It is often a shopworn and tired cliché to say in the wake of one’s passing, “there will never be another like him,” yet in the case of Mark E. Smith there is indeed a perilous chance this statement will bear true. In this milieu it is not hard to imagine the loss of yet another long-standing English tradition.
With WILLIAM HOPE HODGSON: VOICES FROM THE BORDERLAND Hippocampus Press once again proves why they hold such an esteemed position within the world of weird fiction. As I continue through their Library of Criticism I am continuously impressed with the rigorous standards of scholarship, craft and dedication evident within each volume.
I recently had a conversation with a friend where we discussed the idea that terror is the emotion one feels preceding an event and horror is the emotion one feels witnessing the effects of that event. Gafford employs both to devastating effect within Whitechapel, building a foreboding sense of malaise and then, most importantly, delivering when called upon.
Jac Jemc’s writing conveys the easy grace and simplicity achieved through years of work, sweat and toil that causes onlookers everywhere to say, “Well that looks easy, I bet I could do that,” after watching a championship athlete or performer at work.
CARNACKI operates in shadowy occult realms, on the fringes of science, in places out of sight and out of mind of normal everyday people. But sometimes the darkness touches the lives of others in ways they cannot understand, and they find they need help – the kind of help that only Carnacki can provide.
UNIVERSAL HARVESTER makes one understand prey animals that stand absolutely still as their doom descends — yet all the while as you are experiencing that slow sense of mounting dread and menace you cannot identify, there is still that all pervading wise and reassuring voice.
That’s what I love about the Lovecraft mythos – a book, a painting, a sodding colour that can break you and I think the Yellow mythos really concentrates on that.
The pleasure of watching both a stylistic and an intellectual force emerge and take shape provides its own enjoyment. However the jouissance one derives from reading Barlow’s later tales, where he mastered the alchemical marriage of fascination and dread in such exquisite proportions that a single tale keeps his name alive…

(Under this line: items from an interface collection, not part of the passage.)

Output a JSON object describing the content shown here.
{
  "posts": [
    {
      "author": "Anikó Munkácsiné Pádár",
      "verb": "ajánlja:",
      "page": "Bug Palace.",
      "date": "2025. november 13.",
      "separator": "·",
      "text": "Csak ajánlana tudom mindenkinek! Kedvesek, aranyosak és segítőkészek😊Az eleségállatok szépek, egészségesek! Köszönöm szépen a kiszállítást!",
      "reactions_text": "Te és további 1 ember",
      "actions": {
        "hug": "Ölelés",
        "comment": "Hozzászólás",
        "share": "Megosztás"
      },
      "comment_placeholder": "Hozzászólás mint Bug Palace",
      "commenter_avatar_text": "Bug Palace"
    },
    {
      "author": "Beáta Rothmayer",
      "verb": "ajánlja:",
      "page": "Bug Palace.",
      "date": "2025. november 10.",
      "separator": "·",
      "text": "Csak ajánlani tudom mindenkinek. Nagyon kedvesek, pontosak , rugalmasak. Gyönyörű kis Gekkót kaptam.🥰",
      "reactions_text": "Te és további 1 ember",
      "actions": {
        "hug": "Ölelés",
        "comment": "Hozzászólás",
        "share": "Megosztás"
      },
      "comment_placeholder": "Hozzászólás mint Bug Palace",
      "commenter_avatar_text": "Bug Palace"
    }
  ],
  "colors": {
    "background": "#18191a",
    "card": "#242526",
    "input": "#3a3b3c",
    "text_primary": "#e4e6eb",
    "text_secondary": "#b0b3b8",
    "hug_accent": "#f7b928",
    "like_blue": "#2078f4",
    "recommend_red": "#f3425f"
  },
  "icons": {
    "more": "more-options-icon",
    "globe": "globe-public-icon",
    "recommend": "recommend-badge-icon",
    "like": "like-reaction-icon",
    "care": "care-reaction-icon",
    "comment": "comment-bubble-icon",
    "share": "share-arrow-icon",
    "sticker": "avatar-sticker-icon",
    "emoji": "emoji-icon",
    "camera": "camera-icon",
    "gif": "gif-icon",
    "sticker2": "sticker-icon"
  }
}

Knifepoint Horror is one of the finest examples of weird fiction that I have come across. In my opinion, every writer and reader of weird fiction should be paying attention to what author Soren Narnia is doing with this podcast.
More than one kind of abominable thing lurks in the dark wooded hills of Vermont. Pray you don’t meet any of them.
“Calls for Submission” is more than a collection of short stories. It is the showcase of a writer with a deliberate and considered world view, intensely honed craft, and a calculated message.
Baader is elegant in evoking the strange in simple, unadorned lines. It’s this simplicity that disarms. His characters are instantly believable with just enough detail provided for the reader to identify with yet not so overloaded it hampers the imagination. He trusts his reader’s intelligence instead of pandering to them.
Lovecraft told his tales with beings from space, the ocean and other weird environments, but cosmic horror doesn’t need tentacled horrors from beyond time – it resonates with us because we see it all around us every day.
Philip Fracassi burst onto the Weird Fiction scene recently. FRAGILE DREAMS is his latest book.
“To evoke a demon is a sordid, dangerous affair. Call loudly over the dense cathode with offers of bleating lambs, and sometimes a fiend scratches back against your tar-paper reality.”